15 December 2020

At the beginning of the first lockdown period, the Government issued a ban on landlords forfeiting leases of commercial premises.  This ban was due to come to an end on 31 December 2020; however, on 9 December 2020 the Government announced a further extension which is effective until 31st of March 2021. This is said to be the final extension.

In the normal course, a Landlord would have a number of remedies available to deal with a tenant who is in default, including:-

  1. Suing for outstanding rent;
  2. Forfeiting the lease, that is, obtaining possession of the premises;
  3. Taking insolvency action to recover the rent.

In addition to extending the ban on forfeiture the Government has also extended the use of winding-up petitions until 31 March 2021.

Landlords and tenants of commercial property are encouraged, through the Code of Good Practice issued by the Government, to enter negotiations for new payment plans with transparency, flexibility and in good faith as this crucial sector of the economy tries to find its feet.

The Code sets out some key guidelines including:

  1. If tenants can afford to pay rentals, they must;
  2. Tenants must substantiate (with transparency) why relief is sought from landlords;
  3. Landlords must take into account circumstances that tenants find themselves (the Code sets out relevant considerations);
  4. That parties should negotiate alternate ways of moving forward with the commercial relationship, some examples given are:
    • Payment terms to be reduced to monthly as opposed to quarterly;
    • Reduction to rentals of other units let;
    • Deferral of the rental period or rent-free rental periods;
    • Use of deposit (or part) for rental payments and agreements to top up deposits;
    • Rental variations to be agreed, either reduce current rental to market-related rentals or to turnover based rentals;
    • Landlord waiving contractual interest for arrear rentals;
    • Landlord and tenant splitting the rental for the unoccupied period;
    • A fixed-time period for the payment plans and relief measures to apply;

5. Any new arrangements made should protect against forfeiture based on default of rent after the Coronavirus moratorium is lifted, subject to adherence to a rental payment plan.

Whilst landlords and tenants are not obliged to enter into any sort of variation of their tenancy agreements, parties would do well to adopt the Code of Good Practice.

Should you require further advice as to your legal remedies available to you, or should you need assistance in either drafting a variation to your lease agreement, please feel free to contact our Commercial & Agricultural Property Team or our Dispute Resolution Team.

This article was written for Redkite Solicitors by Ryan Hogarty and Julian Wintle.

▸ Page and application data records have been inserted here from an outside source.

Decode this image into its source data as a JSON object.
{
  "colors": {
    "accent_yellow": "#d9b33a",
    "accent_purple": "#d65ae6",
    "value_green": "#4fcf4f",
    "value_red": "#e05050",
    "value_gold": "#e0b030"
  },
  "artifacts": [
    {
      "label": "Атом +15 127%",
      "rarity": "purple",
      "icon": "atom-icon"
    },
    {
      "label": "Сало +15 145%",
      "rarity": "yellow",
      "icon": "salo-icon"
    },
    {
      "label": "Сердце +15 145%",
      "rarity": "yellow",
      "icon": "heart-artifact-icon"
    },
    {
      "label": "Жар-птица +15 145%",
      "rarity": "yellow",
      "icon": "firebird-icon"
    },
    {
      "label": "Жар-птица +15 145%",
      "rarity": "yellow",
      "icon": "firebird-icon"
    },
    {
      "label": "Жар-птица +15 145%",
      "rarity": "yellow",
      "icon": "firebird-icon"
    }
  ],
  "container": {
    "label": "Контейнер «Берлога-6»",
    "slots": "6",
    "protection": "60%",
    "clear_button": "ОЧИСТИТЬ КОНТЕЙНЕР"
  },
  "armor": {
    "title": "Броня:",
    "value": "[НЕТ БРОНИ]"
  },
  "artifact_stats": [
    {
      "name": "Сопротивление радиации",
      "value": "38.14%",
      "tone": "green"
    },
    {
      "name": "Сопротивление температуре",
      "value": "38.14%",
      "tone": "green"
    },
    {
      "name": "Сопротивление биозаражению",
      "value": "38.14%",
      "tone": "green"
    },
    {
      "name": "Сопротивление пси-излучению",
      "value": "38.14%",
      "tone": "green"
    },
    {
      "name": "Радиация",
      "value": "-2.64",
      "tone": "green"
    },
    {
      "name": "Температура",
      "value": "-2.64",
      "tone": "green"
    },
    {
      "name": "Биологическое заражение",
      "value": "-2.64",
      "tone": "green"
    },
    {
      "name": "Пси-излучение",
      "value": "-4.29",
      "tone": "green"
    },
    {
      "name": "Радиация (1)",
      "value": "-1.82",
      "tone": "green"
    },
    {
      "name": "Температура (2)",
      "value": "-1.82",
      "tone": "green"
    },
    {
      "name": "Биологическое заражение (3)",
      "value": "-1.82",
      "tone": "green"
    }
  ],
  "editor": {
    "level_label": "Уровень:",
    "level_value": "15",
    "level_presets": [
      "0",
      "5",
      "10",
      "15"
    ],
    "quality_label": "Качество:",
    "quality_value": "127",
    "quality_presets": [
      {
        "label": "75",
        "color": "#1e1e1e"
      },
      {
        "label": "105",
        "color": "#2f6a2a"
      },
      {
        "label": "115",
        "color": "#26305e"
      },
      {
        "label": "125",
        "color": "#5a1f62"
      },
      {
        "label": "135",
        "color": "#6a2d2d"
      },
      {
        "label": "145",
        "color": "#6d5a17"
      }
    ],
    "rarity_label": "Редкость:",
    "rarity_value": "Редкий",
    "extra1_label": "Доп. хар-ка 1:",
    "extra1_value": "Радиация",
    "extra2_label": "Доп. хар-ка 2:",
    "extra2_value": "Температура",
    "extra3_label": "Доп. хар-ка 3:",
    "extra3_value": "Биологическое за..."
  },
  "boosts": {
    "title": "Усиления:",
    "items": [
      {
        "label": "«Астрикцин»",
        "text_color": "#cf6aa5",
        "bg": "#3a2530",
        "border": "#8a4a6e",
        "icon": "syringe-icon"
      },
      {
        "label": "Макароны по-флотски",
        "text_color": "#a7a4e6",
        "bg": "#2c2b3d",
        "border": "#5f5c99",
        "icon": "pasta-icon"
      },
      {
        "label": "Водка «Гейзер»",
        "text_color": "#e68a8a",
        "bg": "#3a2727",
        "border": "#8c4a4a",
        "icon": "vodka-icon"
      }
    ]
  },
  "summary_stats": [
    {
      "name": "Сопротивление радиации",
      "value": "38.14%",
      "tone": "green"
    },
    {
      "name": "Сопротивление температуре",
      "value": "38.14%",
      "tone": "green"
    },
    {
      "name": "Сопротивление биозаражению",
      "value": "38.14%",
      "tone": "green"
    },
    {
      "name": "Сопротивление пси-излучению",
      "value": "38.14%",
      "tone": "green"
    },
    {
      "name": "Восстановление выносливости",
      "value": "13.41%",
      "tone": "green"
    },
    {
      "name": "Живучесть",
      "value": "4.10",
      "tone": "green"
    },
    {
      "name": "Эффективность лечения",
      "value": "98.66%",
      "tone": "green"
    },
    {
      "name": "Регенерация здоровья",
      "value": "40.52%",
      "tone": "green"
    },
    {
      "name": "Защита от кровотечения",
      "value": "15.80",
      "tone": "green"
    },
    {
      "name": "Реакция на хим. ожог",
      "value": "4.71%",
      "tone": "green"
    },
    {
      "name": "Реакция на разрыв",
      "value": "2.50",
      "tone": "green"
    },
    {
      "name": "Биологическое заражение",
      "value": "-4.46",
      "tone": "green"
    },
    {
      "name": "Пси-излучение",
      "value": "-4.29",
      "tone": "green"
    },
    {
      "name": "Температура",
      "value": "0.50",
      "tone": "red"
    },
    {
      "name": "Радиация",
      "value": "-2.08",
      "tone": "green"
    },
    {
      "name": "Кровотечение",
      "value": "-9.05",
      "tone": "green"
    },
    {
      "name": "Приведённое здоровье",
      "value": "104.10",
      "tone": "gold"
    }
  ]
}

The contents of this article are intended for general information purposes only and shall not be deemed to be, or constitute legal advice. We cannot accept responsibility for any loss as a result of acts or omissions taken in respect of this article.